The highs, the lows and making it all work

The clan on the first day of school, 2018. From left, Nathan, Nichole, Michael, Pacey, and in front, Makayla and Bella.

Listed among the most stressful situations people face are the death of a loved one, divorce, moving, loss of a job and imprisonment. But somewhere in the list there has to be getting a kid — not to mention a flock of them — ready for school in September.

Susan Cronin knows about looking at a calendar set to turn and changes coming for a flock of kids. She’s preparing six of them, ranging in age from 18 to 6. Those six are part of the great seasonal migration back to school that numbers 56 million K-12 students and about 20 million college students, according to the National Center for Education Statistics.

The Reporter caught up with Ms. Cronin on the family’s annual camping trip to Montauk, where they spend time in August. She spoke about the challenges of getting children set for another school year, and the financial burden that has to be borne every September to outfit children who were one size in May and a very different size in September.

Her husband, Tom, was taking Nichole, 18, Shelter Island High School Class of 2019, to the State University of New York at New Paltz for her freshman year.

Asked if Nichole was nervous, Ms. Cronin said, “Nervous and excited. It all gets wrapped together.”

But she was more concerned for Pacey and Michael, both 15, who are going into the their sophomore year.

Being sophomores, she was asked, do they now know everything?

“Pretty much,” she said, but admitted she was nervous about the boys’ heavy load of a schedule.

“There are so many different classes, and they don’t have a lunch break,” she said, but the teacher for the mid-day slot has said the students can eat their lunch in class.

Is it too much? “Absolutely,” Ms. Cronin said, speaking of the pressure on youngsters with “Regents and Advanced Regents. I wouldn’t make it as a student today.”

The boys are athletes, so after school they train in cross country and track. In some ways that’s good, Ms. Cronin said, since it frees them from constant studies, but it also adds another structure to their days.
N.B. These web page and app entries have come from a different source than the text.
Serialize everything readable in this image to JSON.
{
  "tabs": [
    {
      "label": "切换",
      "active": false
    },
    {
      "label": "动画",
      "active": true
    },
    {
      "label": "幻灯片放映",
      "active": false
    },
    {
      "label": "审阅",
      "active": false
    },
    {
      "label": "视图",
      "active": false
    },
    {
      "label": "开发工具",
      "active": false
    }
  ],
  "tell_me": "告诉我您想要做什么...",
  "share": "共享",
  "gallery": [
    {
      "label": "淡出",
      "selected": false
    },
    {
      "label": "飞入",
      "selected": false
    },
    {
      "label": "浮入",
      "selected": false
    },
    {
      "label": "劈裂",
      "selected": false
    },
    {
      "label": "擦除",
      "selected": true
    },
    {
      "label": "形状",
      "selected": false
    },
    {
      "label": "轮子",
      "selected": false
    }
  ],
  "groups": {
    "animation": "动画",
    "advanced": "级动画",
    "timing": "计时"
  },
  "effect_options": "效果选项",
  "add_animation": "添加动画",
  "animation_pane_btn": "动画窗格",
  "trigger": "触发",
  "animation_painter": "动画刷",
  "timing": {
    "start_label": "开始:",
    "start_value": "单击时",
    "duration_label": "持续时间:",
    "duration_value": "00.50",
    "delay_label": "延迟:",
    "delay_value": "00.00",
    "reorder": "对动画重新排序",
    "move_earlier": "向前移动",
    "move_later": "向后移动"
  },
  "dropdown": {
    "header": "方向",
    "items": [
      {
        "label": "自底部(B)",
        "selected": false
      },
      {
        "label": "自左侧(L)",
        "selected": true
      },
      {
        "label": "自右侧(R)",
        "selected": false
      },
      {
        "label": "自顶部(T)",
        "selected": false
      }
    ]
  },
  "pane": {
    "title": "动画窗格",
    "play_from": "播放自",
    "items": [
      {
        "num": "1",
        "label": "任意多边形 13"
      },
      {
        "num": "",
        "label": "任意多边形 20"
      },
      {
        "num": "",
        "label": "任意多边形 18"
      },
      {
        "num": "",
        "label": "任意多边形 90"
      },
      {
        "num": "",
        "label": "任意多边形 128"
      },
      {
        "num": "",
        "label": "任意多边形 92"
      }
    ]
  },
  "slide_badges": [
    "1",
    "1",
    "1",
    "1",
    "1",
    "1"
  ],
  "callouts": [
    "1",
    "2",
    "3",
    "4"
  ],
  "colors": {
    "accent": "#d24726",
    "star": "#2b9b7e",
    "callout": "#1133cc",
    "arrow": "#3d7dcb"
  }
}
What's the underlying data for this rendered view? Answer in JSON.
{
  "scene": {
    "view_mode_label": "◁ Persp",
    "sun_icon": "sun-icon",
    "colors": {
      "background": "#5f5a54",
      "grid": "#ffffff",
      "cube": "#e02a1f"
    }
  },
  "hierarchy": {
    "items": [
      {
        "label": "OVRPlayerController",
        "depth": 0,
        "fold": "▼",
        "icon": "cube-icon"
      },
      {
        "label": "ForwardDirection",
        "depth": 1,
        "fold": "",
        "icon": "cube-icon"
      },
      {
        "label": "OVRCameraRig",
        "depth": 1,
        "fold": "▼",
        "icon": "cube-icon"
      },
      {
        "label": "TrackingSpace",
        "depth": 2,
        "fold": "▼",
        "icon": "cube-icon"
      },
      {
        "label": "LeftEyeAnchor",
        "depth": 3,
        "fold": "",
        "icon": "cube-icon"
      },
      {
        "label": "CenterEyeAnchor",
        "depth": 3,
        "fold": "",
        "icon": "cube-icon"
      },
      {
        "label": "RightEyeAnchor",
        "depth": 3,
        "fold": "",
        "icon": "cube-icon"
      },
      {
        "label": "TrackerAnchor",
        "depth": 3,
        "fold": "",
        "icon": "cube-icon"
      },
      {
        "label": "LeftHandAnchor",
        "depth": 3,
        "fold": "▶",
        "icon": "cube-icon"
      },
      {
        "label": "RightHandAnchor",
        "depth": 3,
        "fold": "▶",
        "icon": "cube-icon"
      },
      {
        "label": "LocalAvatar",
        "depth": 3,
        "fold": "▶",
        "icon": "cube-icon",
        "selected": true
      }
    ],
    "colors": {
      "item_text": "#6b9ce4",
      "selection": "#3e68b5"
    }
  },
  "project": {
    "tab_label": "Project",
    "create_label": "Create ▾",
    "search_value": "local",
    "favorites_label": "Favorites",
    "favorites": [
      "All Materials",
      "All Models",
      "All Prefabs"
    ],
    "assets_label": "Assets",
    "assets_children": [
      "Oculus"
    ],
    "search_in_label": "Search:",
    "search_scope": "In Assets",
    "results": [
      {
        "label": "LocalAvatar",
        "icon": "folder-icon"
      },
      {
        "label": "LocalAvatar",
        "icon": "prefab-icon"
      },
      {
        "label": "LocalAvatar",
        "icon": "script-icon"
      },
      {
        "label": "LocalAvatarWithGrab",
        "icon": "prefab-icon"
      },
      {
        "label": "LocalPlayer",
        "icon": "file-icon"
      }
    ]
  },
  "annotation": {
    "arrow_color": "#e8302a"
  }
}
Managing emotions
Pressures on high school students have spiked over the years. In a survey conducted by the New York University College of Nursing, about half of all high school students reported feeling stress on a daily basis, with girls having higher stress levels than boys. School work, college applications and parental expectations were all listed in the survey as causing students to feel pressured.

Nathan, 12, going into the 7th grade, is not altogether pleased about it, Ms. Cronin said. “He’s my one anti-school child,” she added.

She said she’s sympathetic, to a point, with her 12-year-old, but then there comes a time “when you have to be a parent,” and say it’s time for school and you have to get with the program.

Makayla, 9, is entering the 4th grade, and it’s a real transition for her, Ms. Cronin said, since at this age and grade-level, “they’re not babies anymore.”

Also, Makayla is nervous, the same as many children who have only known one or two teachers and now will be in a class with a new person.

“She had Ms. Eklund and Ms. Knipfing and absolutely loved both of them,” Ms. Cronin said.

She’s encouraging Makayla by letting her know that her new teacher, Claire Read, will be someone she’ll look forward to seeing in class and come to admire.

“I’m very excited about it,” Ms. Cronin said, “ since I’ve known Claire since she was a baby.”

The same sense of nervous anticipation goes for Bella, 5, moving up to kindergarten, and her mom is also thrilled at the teacher, Natalie Regan, who will be instructing her youngest.

“I’m thrilled she’s an excellent teacher for kindergarten, which is so important,” she said.

Money matters
Changing gears for the children’s schedules and the expense of back-to-school shopping isn’t as easy as preparing them for new situations at school, she said. The expense is daunting, but one advantage of a large family is hand-me-downs, and the children will only get new clothes and sneakers “on an as-needed basis,” Ms. Cronin said.

If shoes are worn out, they will be replaced and “if backpacks blow out, you’ll get a new one,” she’s told the kids. “It was so much easier when there was only three of them.”

But exceptions have to be made. For little girls, she said, backpacks aren’t so much about durability and space, but design. “They love to show off their new, back-to-school backpacks, and that means they have to be pretty, with emojis and mermaids.”

So the two little girls got new backpacks.

A season of change
Switching a child’s sleeping and waking schedules is another challenge that takes time to work out. Getting the clan to school on time when the year starts begins with a rule: “Everyone in the van at 7:50,” she said, and the kids who aren’t in the van by 7:50 will hear it from the others.

There was a plan to get the kids into bed at a certain time a week before school opens so they’ll get used to early-to-bed and early-to-rise. But the best-laid plans went seriously astray. “There we are, it’s a summer night and we’re having fun and it’s 10 o’clock before you know it.”

The result will be “the night before school they’ll be in bed early, awake, eyes wide open.”

How will her schedule change?

“Spring cleaning happens in our house in the fall,” Ms. Cronin said. “I’m already planning whose closets I’m going to tear apart and which toy bins will be purged. And Tom and I can enjoy our lunch dates alone again.”